(What is required): Report back each line of the records that contains the string "JSON".

(Recorded data):

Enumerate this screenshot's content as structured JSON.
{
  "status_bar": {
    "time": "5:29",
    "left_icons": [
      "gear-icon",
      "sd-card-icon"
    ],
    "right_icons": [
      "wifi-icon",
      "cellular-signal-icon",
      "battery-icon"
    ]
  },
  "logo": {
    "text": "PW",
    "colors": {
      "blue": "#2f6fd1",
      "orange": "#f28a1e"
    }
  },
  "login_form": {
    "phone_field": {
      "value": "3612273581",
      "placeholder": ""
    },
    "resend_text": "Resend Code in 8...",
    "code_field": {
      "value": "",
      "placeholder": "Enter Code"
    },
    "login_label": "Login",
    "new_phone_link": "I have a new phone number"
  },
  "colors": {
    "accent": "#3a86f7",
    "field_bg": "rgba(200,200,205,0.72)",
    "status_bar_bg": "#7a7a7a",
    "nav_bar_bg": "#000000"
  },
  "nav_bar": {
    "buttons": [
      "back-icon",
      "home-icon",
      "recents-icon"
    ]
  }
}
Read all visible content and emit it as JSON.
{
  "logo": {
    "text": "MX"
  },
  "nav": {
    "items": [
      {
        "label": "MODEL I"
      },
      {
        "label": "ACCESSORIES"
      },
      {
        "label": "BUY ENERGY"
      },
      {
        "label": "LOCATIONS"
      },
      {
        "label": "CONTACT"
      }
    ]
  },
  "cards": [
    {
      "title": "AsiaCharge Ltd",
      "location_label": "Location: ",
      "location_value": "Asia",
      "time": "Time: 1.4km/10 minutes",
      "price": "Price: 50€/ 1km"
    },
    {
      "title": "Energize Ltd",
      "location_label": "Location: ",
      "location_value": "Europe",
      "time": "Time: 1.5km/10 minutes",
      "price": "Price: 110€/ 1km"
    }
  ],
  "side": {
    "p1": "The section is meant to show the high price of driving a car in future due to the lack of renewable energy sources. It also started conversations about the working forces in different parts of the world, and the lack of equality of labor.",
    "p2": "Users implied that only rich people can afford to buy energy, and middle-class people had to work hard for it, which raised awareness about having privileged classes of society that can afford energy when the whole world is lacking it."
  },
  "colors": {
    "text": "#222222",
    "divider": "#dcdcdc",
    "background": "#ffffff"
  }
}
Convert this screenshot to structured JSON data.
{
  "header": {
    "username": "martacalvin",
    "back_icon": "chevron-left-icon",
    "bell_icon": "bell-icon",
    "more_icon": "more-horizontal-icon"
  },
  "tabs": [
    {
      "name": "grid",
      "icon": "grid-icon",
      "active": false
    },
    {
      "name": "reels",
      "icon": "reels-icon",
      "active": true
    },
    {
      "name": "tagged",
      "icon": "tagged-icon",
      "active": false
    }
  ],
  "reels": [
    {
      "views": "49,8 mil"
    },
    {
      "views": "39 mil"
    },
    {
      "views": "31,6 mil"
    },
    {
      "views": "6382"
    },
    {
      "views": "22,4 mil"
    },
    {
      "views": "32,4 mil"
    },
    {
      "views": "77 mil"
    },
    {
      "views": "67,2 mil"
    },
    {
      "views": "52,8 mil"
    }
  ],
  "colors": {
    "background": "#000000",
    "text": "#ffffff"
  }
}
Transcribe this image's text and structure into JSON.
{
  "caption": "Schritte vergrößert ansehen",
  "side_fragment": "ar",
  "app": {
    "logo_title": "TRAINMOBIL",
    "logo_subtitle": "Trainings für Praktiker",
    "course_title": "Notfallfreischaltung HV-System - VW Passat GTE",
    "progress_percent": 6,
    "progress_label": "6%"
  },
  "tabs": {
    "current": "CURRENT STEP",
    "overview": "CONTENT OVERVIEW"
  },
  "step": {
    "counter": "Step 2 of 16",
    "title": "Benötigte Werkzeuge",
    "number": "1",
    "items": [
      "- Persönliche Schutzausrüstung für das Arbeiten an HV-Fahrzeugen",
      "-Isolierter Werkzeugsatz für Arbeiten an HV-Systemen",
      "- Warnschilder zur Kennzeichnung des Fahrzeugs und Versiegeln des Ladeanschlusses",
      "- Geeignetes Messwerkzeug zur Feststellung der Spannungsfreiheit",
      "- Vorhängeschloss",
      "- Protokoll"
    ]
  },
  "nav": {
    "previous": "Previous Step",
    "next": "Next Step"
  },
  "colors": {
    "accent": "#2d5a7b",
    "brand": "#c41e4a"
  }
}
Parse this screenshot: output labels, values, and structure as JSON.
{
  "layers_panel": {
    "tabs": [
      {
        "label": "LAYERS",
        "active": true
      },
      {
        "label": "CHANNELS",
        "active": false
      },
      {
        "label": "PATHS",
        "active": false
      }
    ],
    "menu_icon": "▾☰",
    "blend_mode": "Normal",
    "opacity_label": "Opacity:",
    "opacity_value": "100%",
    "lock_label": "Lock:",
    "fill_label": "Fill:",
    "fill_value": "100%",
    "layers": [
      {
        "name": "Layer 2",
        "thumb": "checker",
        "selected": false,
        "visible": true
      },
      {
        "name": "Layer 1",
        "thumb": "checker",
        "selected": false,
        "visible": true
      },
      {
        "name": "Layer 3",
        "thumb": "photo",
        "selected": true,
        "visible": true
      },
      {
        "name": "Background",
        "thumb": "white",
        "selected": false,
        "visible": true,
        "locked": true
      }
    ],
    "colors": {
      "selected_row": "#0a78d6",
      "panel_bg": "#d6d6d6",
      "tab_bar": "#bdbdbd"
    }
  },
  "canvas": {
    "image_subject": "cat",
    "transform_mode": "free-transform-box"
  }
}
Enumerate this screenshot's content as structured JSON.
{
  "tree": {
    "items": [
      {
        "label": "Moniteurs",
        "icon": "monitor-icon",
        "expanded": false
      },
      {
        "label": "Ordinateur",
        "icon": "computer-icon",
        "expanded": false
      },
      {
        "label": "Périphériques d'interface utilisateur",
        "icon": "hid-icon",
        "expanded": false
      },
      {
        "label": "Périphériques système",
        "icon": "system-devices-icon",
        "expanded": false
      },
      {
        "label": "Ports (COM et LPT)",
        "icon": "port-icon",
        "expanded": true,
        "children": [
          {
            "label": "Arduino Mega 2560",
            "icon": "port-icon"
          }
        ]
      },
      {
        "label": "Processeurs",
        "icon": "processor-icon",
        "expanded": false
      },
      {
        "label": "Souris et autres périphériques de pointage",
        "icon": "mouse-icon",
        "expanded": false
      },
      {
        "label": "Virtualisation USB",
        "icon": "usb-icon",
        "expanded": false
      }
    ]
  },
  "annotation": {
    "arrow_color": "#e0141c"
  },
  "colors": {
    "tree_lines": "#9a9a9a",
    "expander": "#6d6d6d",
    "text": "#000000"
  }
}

(Answer below):
Enumerate this screenshot's content as structured JSON.
Read all visible content and emit it as JSON.
Convert this screenshot to structured JSON data.
Transcribe this image's text and structure into JSON.
Parse this screenshot: output labels, values, and structure as JSON.
Enumerate this screenshot's content as structured JSON.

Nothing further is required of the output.